* **Required action**: Within the lines below, find those that hold the string "Reddy" and copy each one.

•••

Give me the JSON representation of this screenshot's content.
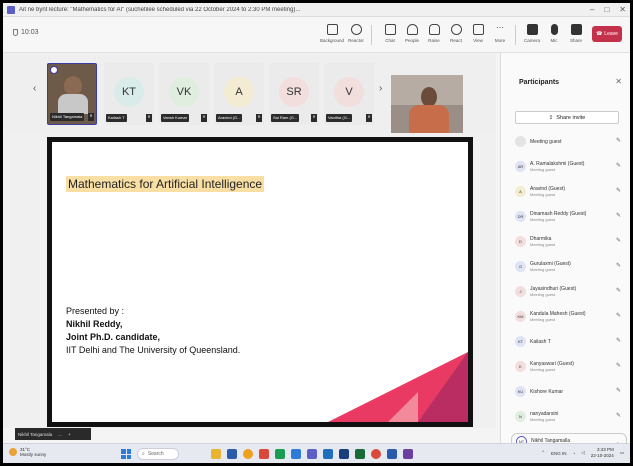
{
  "window": {
    "title": "Ait ne bynt lecture: \"Mathematics for AI\" (suchetilee scheduled via 22 October 2024 to 2:30 PM meeting)...",
    "controls": [
      "–",
      "□",
      "✕"
    ]
  },
  "toolbar": {
    "timer": "10:03",
    "buttons": [
      {
        "label": "Background"
      },
      {
        "label": "Reactor"
      },
      {
        "label": "Chat"
      },
      {
        "label": "People"
      },
      {
        "label": "Raise"
      },
      {
        "label": "React"
      },
      {
        "label": "View"
      },
      {
        "label": "More"
      },
      {
        "label": "Camera"
      },
      {
        "label": "Mic"
      },
      {
        "label": "Share"
      }
    ],
    "leave_label": "Leave"
  },
  "strip": {
    "tiles": [
      {
        "type": "video",
        "name": "Nikhil Tangamala"
      },
      {
        "type": "avatar",
        "initials": "KT",
        "name": "Kailash T",
        "color": "teal"
      },
      {
        "type": "avatar",
        "initials": "VK",
        "name": "Vansh Kumar",
        "color": "green"
      },
      {
        "type": "avatar",
        "initials": "A",
        "name": "Aravind (G...",
        "color": "yellow"
      },
      {
        "type": "avatar",
        "initials": "SR",
        "name": "Sai Ram (G...",
        "color": "pink"
      },
      {
        "type": "avatar",
        "initials": "V",
        "name": "Vanitha (G...",
        "color": "pink"
      }
    ]
  },
  "slide": {
    "title": "Mathematics for Artificial Intelligence",
    "presented_by": "Presented by :",
    "presenter": "Nikhil Reddy,",
    "role": "Joint Ph.D. candidate,",
    "affiliation": "IIT Delhi and The University of Queensland."
  },
  "share_bar": {
    "label": "Nikhil Tangamala",
    "more": "...",
    "add": "+"
  },
  "participants": {
    "title": "Participants",
    "share_invite": "Share invite",
    "list": [
      {
        "initials": "",
        "name": "Meeting guest",
        "role": "",
        "color": "#e4e4e4"
      },
      {
        "initials": "AR",
        "name": "A. Ramalakshmi (Guest)",
        "role": "Meeting guest",
        "color": "#dfe3f4"
      },
      {
        "initials": "A",
        "name": "Aravind (Guest)",
        "role": "Meeting guest",
        "color": "#f4ecd2"
      },
      {
        "initials": "DR",
        "name": "Dinamash Reddy (Guest)",
        "role": "Meeting guest",
        "color": "#dfe3f4"
      },
      {
        "initials": "D",
        "name": "Dharmika",
        "role": "Meeting guest",
        "color": "#f3dede"
      },
      {
        "initials": "G",
        "name": "Gurulaxmi (Guest)",
        "role": "Meeting guest",
        "color": "#dfe3f4"
      },
      {
        "initials": "J",
        "name": "Jayasindhuri (Guest)",
        "role": "Meeting guest",
        "color": "#f3dede"
      },
      {
        "initials": "KM",
        "name": "Kandula Mahesh (Guest)",
        "role": "Meeting guest",
        "color": "#f3dede"
      },
      {
        "initials": "KT",
        "name": "Kailash T",
        "role": "",
        "color": "#dfe3f4"
      },
      {
        "initials": "K",
        "name": "Kanyaswari (Guest)",
        "role": "Meeting guest",
        "color": "#f3dede"
      },
      {
        "initials": "KU",
        "name": "Kishore Kumar",
        "role": "",
        "color": "#dfe3f4"
      },
      {
        "initials": "N",
        "name": "nanyadarsini",
        "role": "Meeting guest",
        "color": "#dfeede"
      },
      {
        "initials": "NT",
        "name": "Nikhil Tangamalla",
        "role": "",
        "color": "#fff",
        "me": true
      }
    ]
  },
  "taskbar": {
    "weather_temp": "31°C",
    "weather_desc": "Mostly sunny",
    "search_placeholder": "Search",
    "lang": "ENG IN",
    "time": "3:43 PM",
    "date": "22-10-2024"
  },
  "colors": {
    "accent": "#5b5fc7",
    "leave": "#c4314b",
    "highlight": "#f9dfa3",
    "deco_pink": "#e83a62"
  }
}
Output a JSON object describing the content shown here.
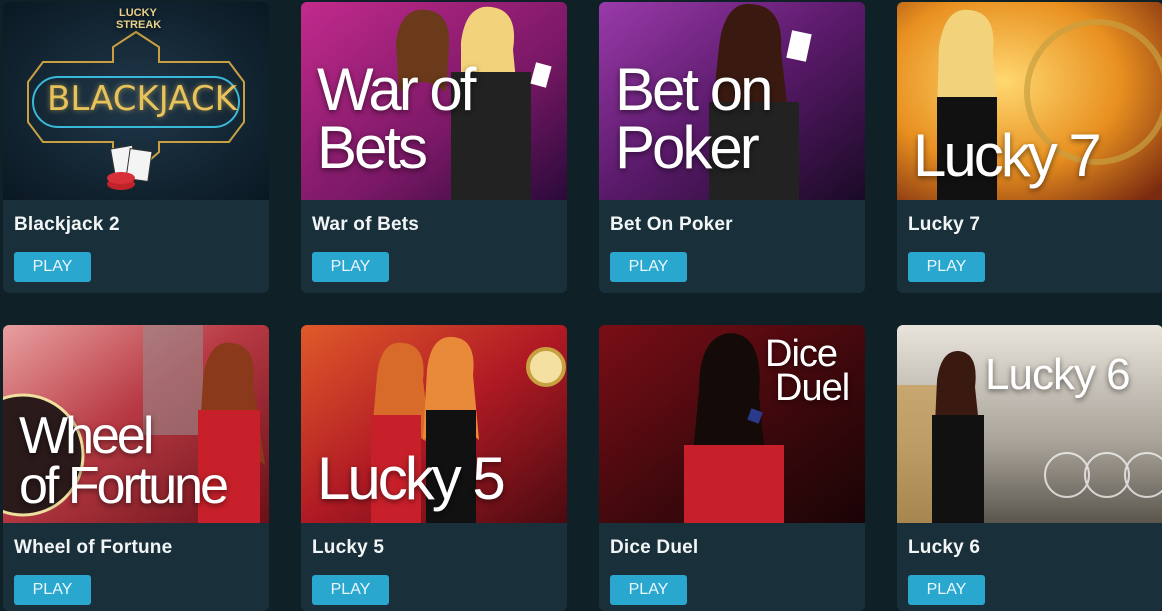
{
  "games": [
    {
      "title": "Blackjack 2",
      "play_label": "PLAY",
      "art": {
        "logo_top": "LUCKY",
        "logo_mid": "STREAK",
        "logo_main": "BLACKJACK",
        "colors": [
          "#0c1c2a",
          "#20384a"
        ]
      }
    },
    {
      "title": "War of Bets",
      "play_label": "PLAY",
      "art": {
        "line1": "War of",
        "line2": "Bets",
        "colors": [
          "#b01a7a",
          "#3a0f4a"
        ]
      }
    },
    {
      "title": "Bet On Poker",
      "play_label": "PLAY",
      "art": {
        "line1": "Bet on",
        "line2": "Poker",
        "colors": [
          "#8a2a9a",
          "#2a0a3a"
        ]
      }
    },
    {
      "title": "Lucky 7",
      "play_label": "PLAY",
      "art": {
        "line1": "Lucky 7",
        "colors": [
          "#f0b030",
          "#a0401a"
        ]
      }
    },
    {
      "title": "Wheel of Fortune",
      "play_label": "PLAY",
      "art": {
        "line1": "Wheel",
        "line2": "of Fortune",
        "colors": [
          "#e58a8a",
          "#8a1a24"
        ]
      }
    },
    {
      "title": "Lucky 5",
      "play_label": "PLAY",
      "art": {
        "line1": "Lucky 5",
        "colors": [
          "#c0242a",
          "#5a1014"
        ]
      }
    },
    {
      "title": "Dice Duel",
      "play_label": "PLAY",
      "art": {
        "line1": "Dice",
        "line2": "Duel",
        "colors": [
          "#6a0c12",
          "#2a0608"
        ]
      }
    },
    {
      "title": "Lucky 6",
      "play_label": "PLAY",
      "art": {
        "line1": "Lucky 6",
        "colors": [
          "#d8d4cc",
          "#8a8478"
        ]
      }
    }
  ],
  "theme": {
    "background": "#0f2027",
    "card": "#19303a",
    "button": "#2aa7cf"
  }
}
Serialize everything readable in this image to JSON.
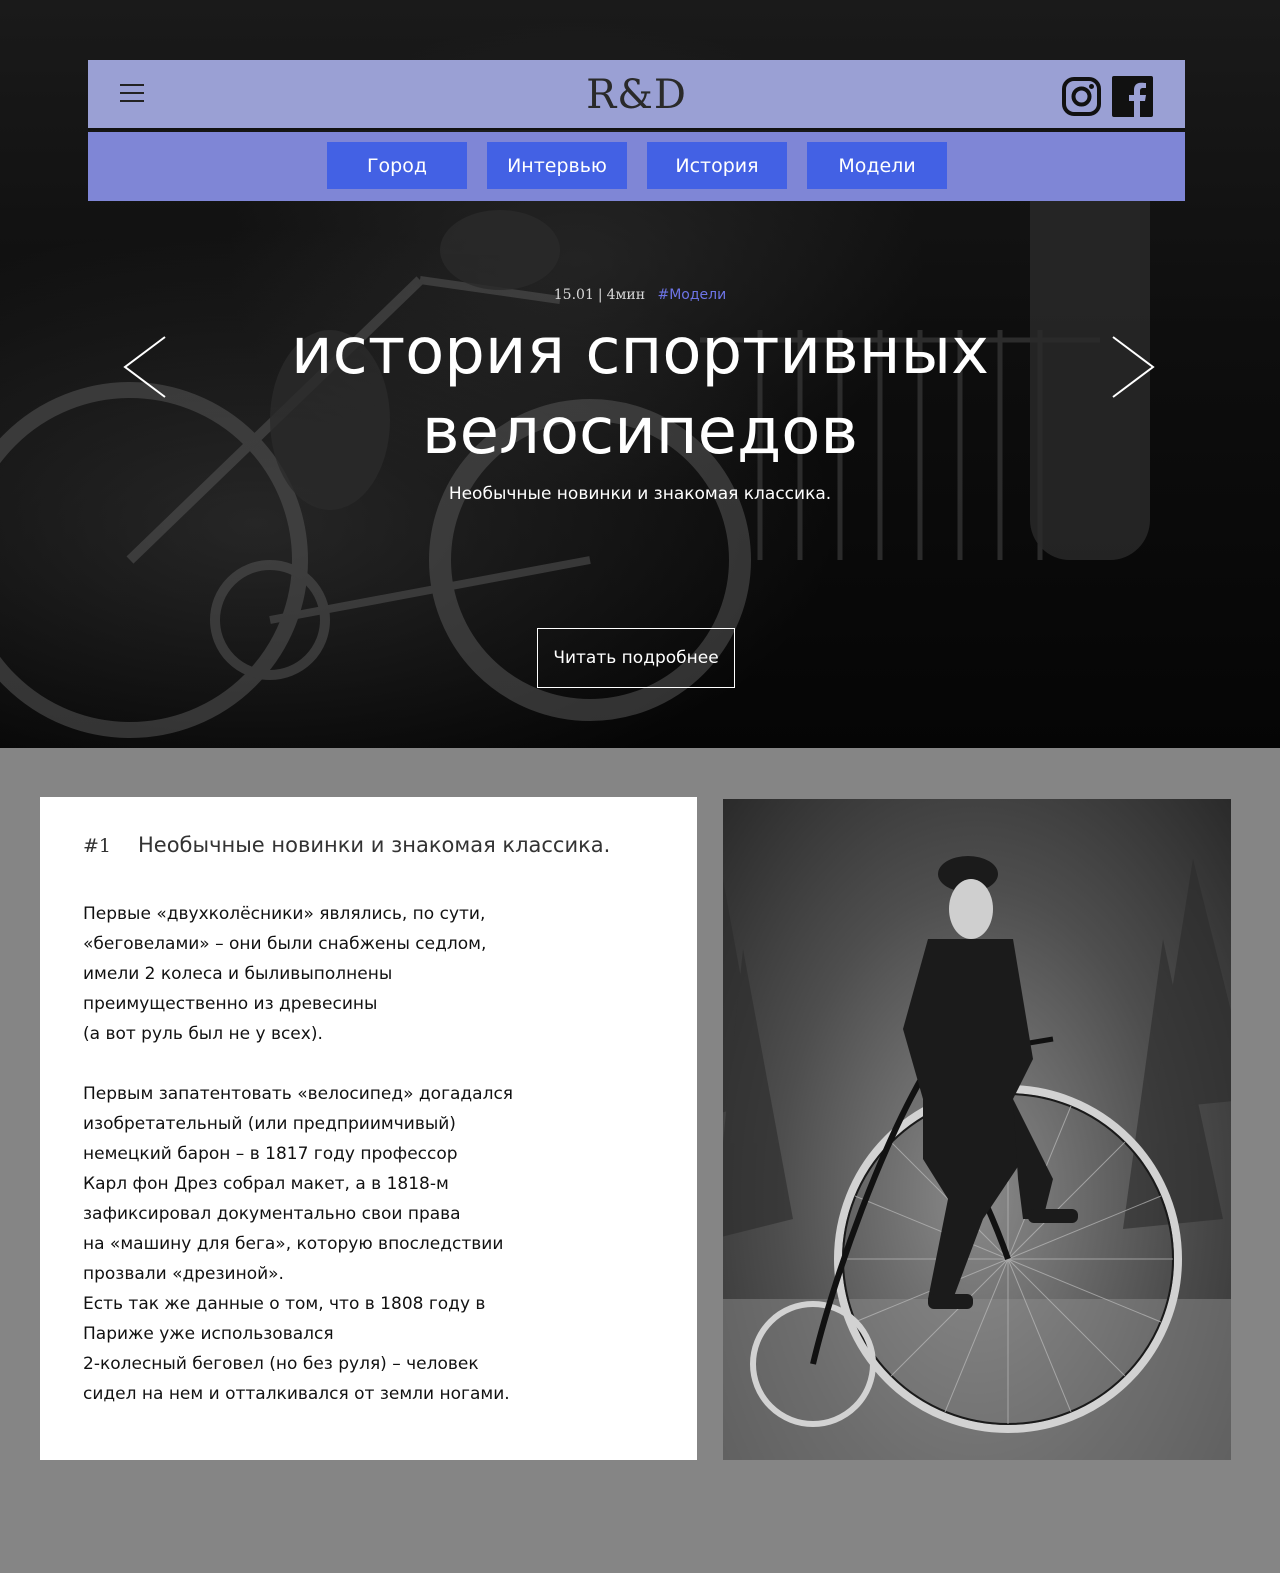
{
  "header": {
    "logo": "R&D",
    "menu_icon": "hamburger-menu-icon",
    "social": [
      {
        "name": "instagram-icon"
      },
      {
        "name": "facebook-icon"
      }
    ],
    "colors": {
      "bar": "#9aa0d4",
      "nav_bar": "#7f86d6",
      "nav_button": "#4361e4"
    }
  },
  "nav": {
    "items": [
      "Город",
      "Интервью",
      "История",
      "Модели"
    ]
  },
  "hero": {
    "date": "15.01",
    "separator": "|",
    "read_time": "4мин",
    "tag": "#Модели",
    "title_line1": "история спортивных",
    "title_line2": "велосипедов",
    "subtitle": "Необычные новинки и знакомая классика.",
    "read_more": "Читать подробнее",
    "prev_icon": "chevron-left-icon",
    "next_icon": "chevron-right-icon"
  },
  "article": {
    "number": "#1",
    "title": "Необычные новинки и знакомая классика.",
    "paragraph1": "Первые «двухколёсники» являлись, по сути,\n«беговелами» – они были снабжены седлом,\nимели 2 колеса и быливыполнены\nпреимущественно из древесины\n(а вот руль был не у всех).",
    "paragraph2": "Первым запатентовать «велосипед» догадался\nизобретательный (или предприимчивый)\nнемецкий барон – в 1817 году профессор\nКарл фон Дрез собрал макет, а в 1818-м\nзафиксировал документально свои права\nна «машину для бега», которую впоследствии\nпрозвали «дрезиной».\nЕсть так же данные о том, что в 1808 году в\nПариже уже использовался\n2-колесный беговел (но без руля) – человек\nсидел на нем и отталкивался от земли ногами."
  }
}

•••

* **Problem solution**:
    "presenter": "Nikhil Reddy,",
        "name": "Dinamash Reddy (Guest)",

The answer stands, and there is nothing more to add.